Element data from apps and pages

-------

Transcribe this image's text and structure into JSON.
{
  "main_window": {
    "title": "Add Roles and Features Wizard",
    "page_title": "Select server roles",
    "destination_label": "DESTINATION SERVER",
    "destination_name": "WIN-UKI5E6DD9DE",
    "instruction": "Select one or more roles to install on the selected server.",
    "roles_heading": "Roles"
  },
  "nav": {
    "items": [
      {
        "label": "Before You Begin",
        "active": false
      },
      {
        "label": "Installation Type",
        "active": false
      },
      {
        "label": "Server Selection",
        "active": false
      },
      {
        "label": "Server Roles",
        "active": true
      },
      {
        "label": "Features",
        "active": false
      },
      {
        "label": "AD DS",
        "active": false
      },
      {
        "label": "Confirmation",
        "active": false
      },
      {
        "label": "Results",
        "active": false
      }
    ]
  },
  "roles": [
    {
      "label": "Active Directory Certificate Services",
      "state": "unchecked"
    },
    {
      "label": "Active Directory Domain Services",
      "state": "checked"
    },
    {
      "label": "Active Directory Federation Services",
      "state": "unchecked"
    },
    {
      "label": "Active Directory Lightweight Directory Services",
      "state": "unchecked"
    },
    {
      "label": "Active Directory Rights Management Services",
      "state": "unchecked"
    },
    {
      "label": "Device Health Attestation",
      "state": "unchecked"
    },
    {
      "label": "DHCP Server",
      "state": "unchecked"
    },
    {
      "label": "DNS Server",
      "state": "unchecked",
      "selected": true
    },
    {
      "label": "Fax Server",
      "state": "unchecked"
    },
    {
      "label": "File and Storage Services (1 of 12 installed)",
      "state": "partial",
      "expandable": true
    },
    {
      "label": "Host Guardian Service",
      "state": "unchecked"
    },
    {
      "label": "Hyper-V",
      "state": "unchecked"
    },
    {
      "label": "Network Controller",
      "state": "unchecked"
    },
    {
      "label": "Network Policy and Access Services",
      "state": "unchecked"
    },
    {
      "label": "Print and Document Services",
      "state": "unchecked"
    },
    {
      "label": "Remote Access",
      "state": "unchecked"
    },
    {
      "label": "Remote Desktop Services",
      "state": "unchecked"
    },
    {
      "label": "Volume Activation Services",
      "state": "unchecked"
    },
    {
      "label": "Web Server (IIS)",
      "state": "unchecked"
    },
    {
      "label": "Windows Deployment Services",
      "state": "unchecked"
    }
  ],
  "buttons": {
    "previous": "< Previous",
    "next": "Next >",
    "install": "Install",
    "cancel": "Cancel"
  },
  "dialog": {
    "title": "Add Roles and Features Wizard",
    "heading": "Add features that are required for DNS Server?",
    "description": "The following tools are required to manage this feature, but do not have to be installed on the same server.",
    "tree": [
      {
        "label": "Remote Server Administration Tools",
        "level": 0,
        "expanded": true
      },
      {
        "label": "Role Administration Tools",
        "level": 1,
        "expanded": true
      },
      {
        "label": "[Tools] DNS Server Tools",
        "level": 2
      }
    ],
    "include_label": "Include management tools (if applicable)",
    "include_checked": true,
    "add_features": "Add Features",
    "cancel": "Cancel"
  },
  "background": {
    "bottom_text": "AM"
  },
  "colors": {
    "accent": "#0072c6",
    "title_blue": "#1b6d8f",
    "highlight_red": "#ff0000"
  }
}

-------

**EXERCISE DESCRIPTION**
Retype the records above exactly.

**SOLUTION BELOW**
Transcribe this image's text and structure into JSON.
{
  "main_window": {
    "title": "Add Roles and Features Wizard",
    "page_title": "Select server roles",
    "destination_label": "DESTINATION SERVER",
    "destination_name": "WIN-UKI5E6DD9DE",
    "instruction": "Select one or more roles to install on the selected server.",
    "roles_heading": "Roles"
  },
  "nav": {
    "items": [
      {
        "label": "Before You Begin",
        "active": false
      },
      {
        "label": "Installation Type",
        "active": false
      },
      {
        "label": "Server Selection",
        "active": false
      },
      {
        "label": "Server Roles",
        "active": true
      },
      {
        "label": "Features",
        "active": false
      },
      {
        "label": "AD DS",
        "active": false
      },
      {
        "label": "Confirmation",
        "active": false
      },
      {
        "label": "Results",
        "active": false
      }
    ]
  },
  "roles": [
    {
      "label": "Active Directory Certificate Services",
      "state": "unchecked"
    },
    {
      "label": "Active Directory Domain Services",
      "state": "checked"
    },
    {
      "label": "Active Directory Federation Services",
      "state": "unchecked"
    },
    {
      "label": "Active Directory Lightweight Directory Services",
      "state": "unchecked"
    },
    {
      "label": "Active Directory Rights Management Services",
      "state": "unchecked"
    },
    {
      "label": "Device Health Attestation",
      "state": "unchecked"
    },
    {
      "label": "DHCP Server",
      "state": "unchecked"
    },
    {
      "label": "DNS Server",
      "state": "unchecked",
      "selected": true
    },
    {
      "label": "Fax Server",
      "state": "unchecked"
    },
    {
      "label": "File and Storage Services (1 of 12 installed)",
      "state": "partial",
      "expandable": true
    },
    {
      "label": "Host Guardian Service",
      "state": "unchecked"
    },
    {
      "label": "Hyper-V",
      "state": "unchecked"
    },
    {
      "label": "Network Controller",
      "state": "unchecked"
    },
    {
      "label": "Network Policy and Access Services",
      "state": "unchecked"
    },
    {
      "label": "Print and Document Services",
      "state": "unchecked"
    },
    {
      "label": "Remote Access",
      "state": "unchecked"
    },
    {
      "label": "Remote Desktop Services",
      "state": "unchecked"
    },
    {
      "label": "Volume Activation Services",
      "state": "unchecked"
    },
    {
      "label": "Web Server (IIS)",
      "state": "unchecked"
    },
    {
      "label": "Windows Deployment Services",
      "state": "unchecked"
    }
  ],
  "buttons": {
    "previous": "< Previous",
    "next": "Next >",
    "install": "Install",
    "cancel": "Cancel"
  },
  "dialog": {
    "title": "Add Roles and Features Wizard",
    "heading": "Add features that are required for DNS Server?",
    "description": "The following tools are required to manage this feature, but do not have to be installed on the same server.",
    "tree": [
      {
        "label": "Remote Server Administration Tools",
        "level": 0,
        "expanded": true
      },
      {
        "label": "Role Administration Tools",
        "level": 1,
        "expanded": true
      },
      {
        "label": "[Tools] DNS Server Tools",
        "level": 2
      }
    ],
    "include_label": "Include management tools (if applicable)",
    "include_checked": true,
    "add_features": "Add Features",
    "cancel": "Cancel"
  },
  "background": {
    "bottom_text": "AM"
  },
  "colors": {
    "accent": "#0072c6",
    "title_blue": "#1b6d8f",
    "highlight_red": "#ff0000"
  }
}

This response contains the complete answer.